When a cataloger has determined what an item to be cataloged is about and formulated that concept into words, the next step is to find the subject heading that expresses that concept. The first thing to be determined is whether or not there is already an existing heading in the List for that concept. If, for example, there is a book on lawsuits, the cataloger may think of the terms Lawsuits, Suing, and Suits. Upon consulting the List it becomes clear that those words are not headings but references to the established heading Litigation. Litigation is slightly broader than Suing but is more suitable as a subject heading because it includes the matter of defending oneself against lawsuits. In this case the cataloger enters the book into the catalog under the heading Litigation. A new heading is not necessary. Define alcoholism and discuss its types.
At other times the appropriate heading for a book is not a new heading but a new combination of an established heading and a subdivision. If, for example, there is a book on the use and abuse of alcohol on college campuses, the cataloger may first think of the term Drunkenness. In the Sears List, Drunkenness is an unpreferred term and a reference to two established headings: Alcoholism and Temperance. The scope note at Temperance reads: &ldquo,Use for materials on the virtue of temperance or on the temperance movement.&rdquo, The book is not about drunkenness in relation to either vice and virtue or the temperance movement, so that heading can be eliminated.

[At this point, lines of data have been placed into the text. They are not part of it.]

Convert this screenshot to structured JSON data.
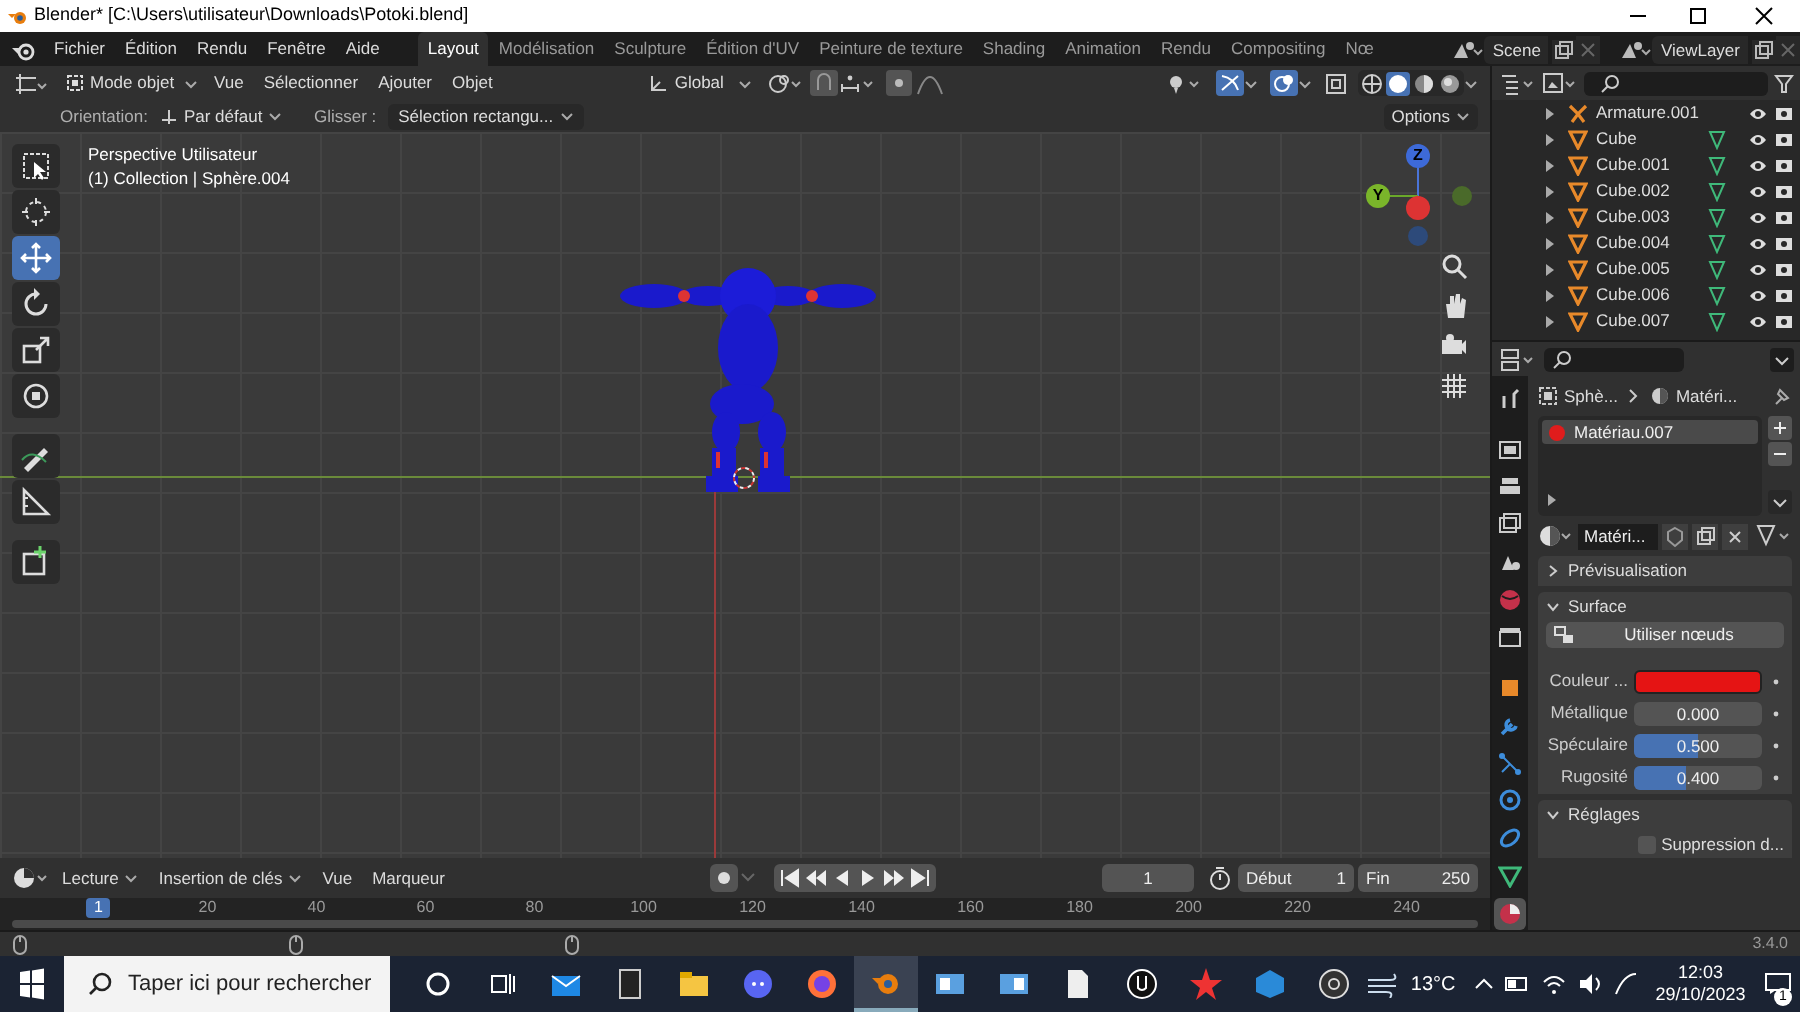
{
  "window": {
    "title": "Blender* [C:\\Users\\utilisateur\\Downloads\\Potoki.blend]"
  },
  "menu": [
    "Fichier",
    "Édition",
    "Rendu",
    "Fenêtre",
    "Aide"
  ],
  "workspaces": [
    {
      "label": "Layout",
      "selected": true
    },
    {
      "label": "Modélisation",
      "selected": false
    },
    {
      "label": "Sculpture",
      "selected": false
    },
    {
      "label": "Édition d'UV",
      "selected": false
    },
    {
      "label": "Peinture de texture",
      "selected": false
    },
    {
      "label": "Shading",
      "selected": false
    },
    {
      "label": "Animation",
      "selected": false
    },
    {
      "label": "Rendu",
      "selected": false
    },
    {
      "label": "Compositing",
      "selected": false
    },
    {
      "label": "Nœ",
      "selected": false
    }
  ],
  "scene": "Scene",
  "view_layer": "ViewLayer",
  "viewport_header": {
    "mode": "Mode objet",
    "menus": [
      "Vue",
      "Sélectionner",
      "Ajouter",
      "Objet"
    ],
    "orientation": "Global"
  },
  "tool_settings": {
    "orientation_label": "Orientation:",
    "orientation": "Par défaut",
    "drag_label": "Glisser :",
    "drag": "Sélection rectangu...",
    "options": "Options"
  },
  "viewport": {
    "view_name": "Perspective Utilisateur",
    "collection": "(1) Collection | Sphère.004",
    "axis_labels": {
      "z": "Z",
      "y": "Y"
    }
  },
  "toolbar": [
    {
      "kind": "select",
      "selected": false
    },
    {
      "kind": "cursor",
      "selected": false
    },
    {
      "kind": "move",
      "selected": true
    },
    {
      "kind": "rotate",
      "selected": false
    },
    {
      "kind": "scale",
      "selected": false
    },
    {
      "kind": "transform",
      "selected": false
    },
    {
      "kind": "annotate",
      "selected": false
    },
    {
      "kind": "measure",
      "selected": false
    },
    {
      "kind": "add",
      "selected": false
    }
  ],
  "outliner": {
    "rows": [
      {
        "name": "Armature.001",
        "kind": "armature"
      },
      {
        "name": "Cube",
        "kind": "mesh"
      },
      {
        "name": "Cube.001",
        "kind": "mesh"
      },
      {
        "name": "Cube.002",
        "kind": "mesh"
      },
      {
        "name": "Cube.003",
        "kind": "mesh"
      },
      {
        "name": "Cube.004",
        "kind": "mesh"
      },
      {
        "name": "Cube.005",
        "kind": "mesh"
      },
      {
        "name": "Cube.006",
        "kind": "mesh"
      },
      {
        "name": "Cube.007",
        "kind": "mesh"
      }
    ]
  },
  "properties": {
    "tabs": [
      {
        "kind": "tool",
        "selected": false
      },
      {
        "kind": "render",
        "selected": false
      },
      {
        "kind": "output",
        "selected": false
      },
      {
        "kind": "view_layer",
        "selected": false
      },
      {
        "kind": "scene",
        "selected": false
      },
      {
        "kind": "world",
        "selected": false
      },
      {
        "kind": "collection",
        "selected": false
      },
      {
        "kind": "object",
        "selected": false
      },
      {
        "kind": "modifiers",
        "selected": false
      },
      {
        "kind": "particles",
        "selected": false
      },
      {
        "kind": "physics",
        "selected": false
      },
      {
        "kind": "constraints",
        "selected": false
      },
      {
        "kind": "data",
        "selected": false
      },
      {
        "kind": "material",
        "selected": true
      }
    ],
    "breadcrumb": [
      "Sphè...",
      "Matéri..."
    ],
    "slots": [
      {
        "name": "Matériau.007",
        "selected": true
      }
    ],
    "material_name": "Matéri...",
    "preview_panel": {
      "title": "Prévisualisation",
      "expanded": false
    },
    "surface_panel": {
      "title": "Surface",
      "expanded": true,
      "use_nodes": "Utiliser nœuds",
      "fields": [
        {
          "kind": "color",
          "label": "Couleur ...",
          "color": "#e51414"
        },
        {
          "kind": "slider",
          "label": "Métallique",
          "value": "0.000",
          "level": 0
        },
        {
          "kind": "slider",
          "label": "Spéculaire",
          "value": "0.500",
          "level": 0.5
        },
        {
          "kind": "slider",
          "label": "Rugosité",
          "value": "0.400",
          "level": 0.4
        }
      ]
    },
    "settings_panel": {
      "title": "Réglages",
      "expanded": true,
      "checkbox": {
        "label": "Suppression d...",
        "checked": false
      }
    }
  },
  "timeline": {
    "menus": [
      "Lecture",
      "Insertion de clés",
      "Vue",
      "Marqueur"
    ],
    "current_frame": "1",
    "start_label": "Début",
    "start": "1",
    "end_label": "Fin",
    "end": "250",
    "ruler": [
      {
        "label": "1",
        "selected": true
      },
      {
        "label": "20",
        "selected": false
      },
      {
        "label": "40",
        "selected": false
      },
      {
        "label": "60",
        "selected": false
      },
      {
        "label": "80",
        "selected": false
      },
      {
        "label": "100",
        "selected": false
      },
      {
        "label": "120",
        "selected": false
      },
      {
        "label": "140",
        "selected": false
      },
      {
        "label": "160",
        "selected": false
      },
      {
        "label": "180",
        "selected": false
      },
      {
        "label": "200",
        "selected": false
      },
      {
        "label": "220",
        "selected": false
      },
      {
        "label": "240",
        "selected": false
      }
    ]
  },
  "status_bar": {
    "version": "3.4.0"
  },
  "taskbar": {
    "search_placeholder": "Taper ici pour rechercher",
    "temperature": "13°C",
    "time": "12:03",
    "date": "29/10/2023",
    "notifications": "1"
  }
}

Neither is the book really about alcoholism, but at the heading Alcoholism, there is a general reference that reads: &ldquo,SA [See also] classes of persons with the subdivision Alcohol use, e.g. Employees&mdash,Alcohol use, Youth&mdash,Alcohol use, etc., [to be added as needed].&rdquo, At this point the cataloger realizes that the appropriate Sears subject heading for the book at hand would be College students&mdash,Alcohol use. College students is already an established heading in the List, but it could be added if it were not.
The cataloger should always keep in mind that it is not only appropriate but also essential that types of things and examples of things not found in the List be established as headings and added to the List locally as needed. If there is a book on gloves, for example, and there is no heading in the Sears List for Gloves, the cataloger thinks of the concept or category of thing that would include gloves. Clothing comes to mind. At the heading Clothing and dress in the List there is a general reference: &ldquo,SA [See also] types of clothing articles and accessories [to be added as needed].&rdquo, The cataloger then establishes the heading Gloves and enters the book into the catalog under Gloves. It would be inappropriate to enter the book under the heading Clothing and dress simply because Clothing and dress is in the List and Gloves is not. It would mean that a user looking in the catalog under Gloves would find nothing. The general references in the List should reinforce the point that the List does not aim at completeness and must be expanded. Even where there is no general reference, narrower terms for types of things and examples and instances of things must be added as needed.
Define alcoholism and discuss its types
At times it is nearly impossible to determine what broader concept or category a new subject might be included under. This should not deter the cataloger from establishing any heading that is needed. Take, for example, the case of a book on thumb sucking, a common phenomenon among small children. The nearest terms in the List might be Child psychology, Child rearing, or Human behavior, but they are none too near. Nowhere is there a general reference instructing the cataloger to add headings for common childhood phenomena, and still the only appropriate heading for the book would be Thumb sucking. Under these circumstances, it would be appropriate to add the heading Thumb sucking to the List and enter the book into the catalog under that heading.